Any accomplishments you’re proud of? Opportunities you’ve taken advantage of? Brag a little!
This is not specifically academic, but last semester I was able to leave the U.S. for the first time and go to Spain and Portugal! My cousin, who also goes to Mason and studies history and Spanish, was studying abroad in Madrid for the semester, and I decided to take advantage of the fact that she was there, and that I had money saved up to travel, and I flew by myself to Madrid. I stayed with her host family, then she and I visited Sevilla and the Algarve in Southern Portugal. I was visiting during Semana Santa (Holy Week in the Roman Catholic Church), which was an incredible opportunity to experience the parades, celebrations, and masses in Spanish and to talk with locals and visitors alike in Spanish. I also felt quite brave coordinating my trip and traveling abroad alone.
Another neat opportunity I’ve had is to be a student ambassador for CHSS. I’ve volunteered at admissions events, gone to leadership seminars and met some other wonderful CHSS students!
I’ve also been able to travel a lot around Virginia and see some of the incredible historical sites that surround us, including Gunston Hall (George Mason’s historic home), the historic Fairfax courthouse, Harper’s Ferry, Williamsburg, and others. Being in historic places makes me realize, “Whoa! People lived here! This actually happened!”
Tell us something that people would be surprised to know about you?

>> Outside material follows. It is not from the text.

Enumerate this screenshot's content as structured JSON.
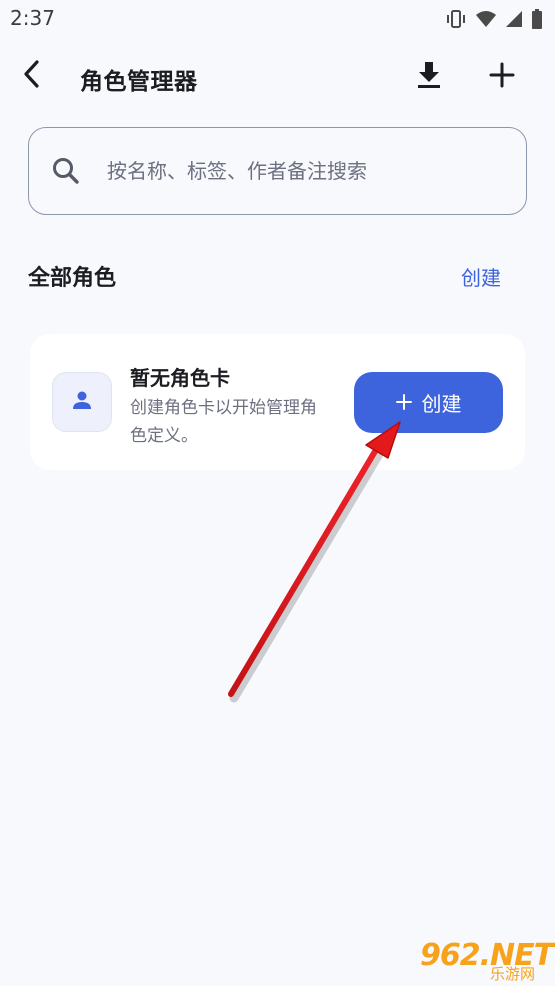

I love to cook! And to eat new foods. Before starting college I (somewhat) seriously considered the idea of going to culinary school, and it’s still something I hope to do someday. I especially love making curries and baking, and enjoy making dishes for my family and my neighbors at home. Food is also a way to learn about other cultures and other people’s lives, because it carries a history in itself and brings people together. In a world where people disagree on lots of issues, everyone (I hope!) can agree on the importance and the joy of tasty food!